The end result: Turkey comes out looking like the victim, and Israel is forced to apologize, something Erdogan never did - even after very undiplomatically upbraiding President Shimon Peres last year in Davos, and then storming off the stage.
In addition, and perhaps most damagingly, ammunition was given to those in Turkey who - like Erdogan - want to distance Ankara from Jerusalem.
Erdogan is not a Turkish King Louis XIV: He is not the state. There are many inside Turkey - in the courts, the military, the civil service bureaucracy - who would like to see Turkey's sharp tone toward Israel change. The problem now is that it will be more difficult for those people to raise their voices.
For instance, if the military says that - for its own interests - it wants to begin warming the ties with Jerusalem, those - like Erdogan - who want to distance the relationship, can answer, "After they humiliated us?"
So if Ayalon knows the rules, why did he violate them so and, in the process, shoot Israel in the foot?
Two reasons: Politics, and an informality - the lack of distance - that exists here between leaders and the media.

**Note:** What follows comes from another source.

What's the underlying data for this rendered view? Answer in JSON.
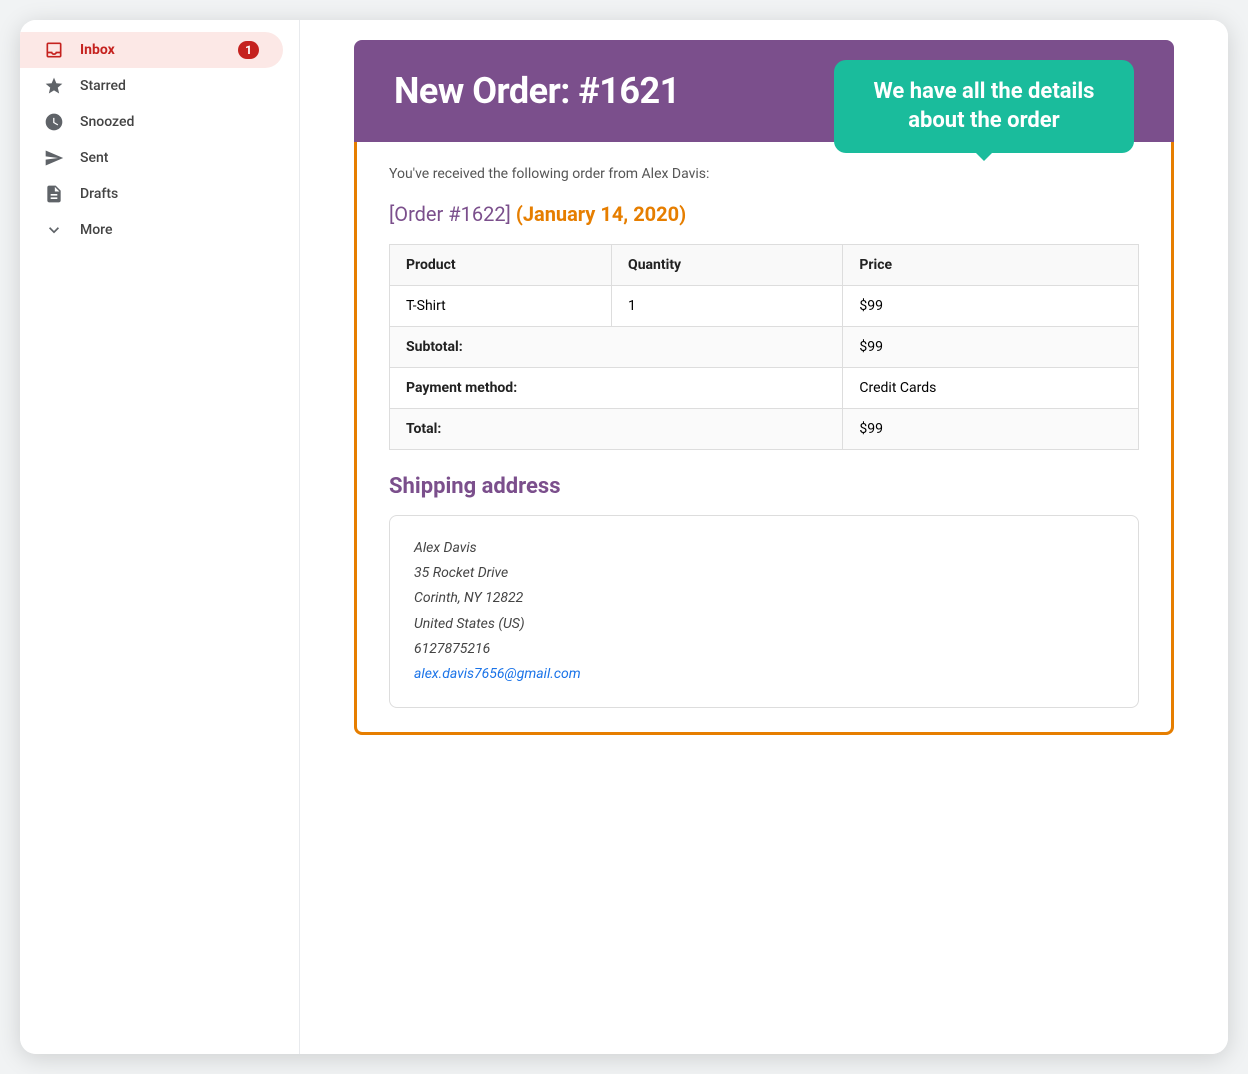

First to politics. Ayalon is not only deputy foreign minister, a diplomat, but he is also an ambitious politician. On Monday the political Ayalon got the best of the diplomatic one.
As a politician, Ayalon is trying to make his mark on his party, Israel Beiteinu.
With Foreign Minister Avigdor Lieberman under the cloud of a prolonged police investigation and possible indictment, both the leadership of the party and the position of foreign minister may soon be up for grabs. What better way to gain credit in their party then to puff out his chest and stick it to Turks, especially after all the bile they have thrown in Israel's direction over the last year?
It may make for bad diplomacy, but it makes for great Israel Beiteinu politics.
And then there is the coziness with the press. It is hard to believe that Ayalon meant things to go this way. He did, of course, violate the norm by inviting the press to the dressing down. Once he saw the media there he likely just got carried away, viewed the cameraman as part of the hevra, and began to choreograph the scene: put Celikkol on the sofa, no smiles, no handshakes, only the Israeli flag on the table.
Ayalon thought he was talking to friends, the hevra. He forgot that the microphone was on and the cameras were rolling.
You can read the rest of the column here. I think Keinon makes a good point regarding Erdogan. Imagine if an Israeli leader spoke to Erdogan the way the Turkish PM spoke to Israeli President Shimon Peres at Davos? Over the past year, meanwhile, Erdogan's attitude towards Israel has become increasingly belligerent. As I have written before, Turkey is now taking a kind of "tough love" approach to Israel, keeping relations on a frosty level until there is some progress on the Palestinian front. But one gets the sense that with Erdogan this more a case of "soft hate" that is increasingly hardening. Despite its proximity to Turkey, Israel currently seems to be very much excluded from Ankara's vaunted "zero problems with neighbors" zone.
Today's Zaman's Andrew Finkel has an excellent (and quite funny) column in today's edition that touches on how Erdogan figures into the incident with the Turkish ambassador. From his column, entitled "Zero Problems with Furniture":
[The incident] was intended, too, as a thumbing of the nose to the Turkey’s prime minister. Mr. Erdoğan has been a stern opponent of Israeli militarism, and while his criticism is clearly heartfelt and a luxury which some Western leaders may be envious of, he sometimes appears to enjoy the role just a little too much. He takes off the gloves when dealing with Israel, but in front of world opinion seems unconcerned about the “mere rumors” of Iran’s nuclear capability or Sudan’s behavior in Darfur. He courts Turkish public opinion and the approval of the Arab street (and shopping malls). The Israeli Foreign Ministry is now in the hands of a party which is unashamedly populist and unembarrassed about playing to his own public opinion, and now it would seem not afraid publicly to call Turkey’s bluff.
You can read the whole column here.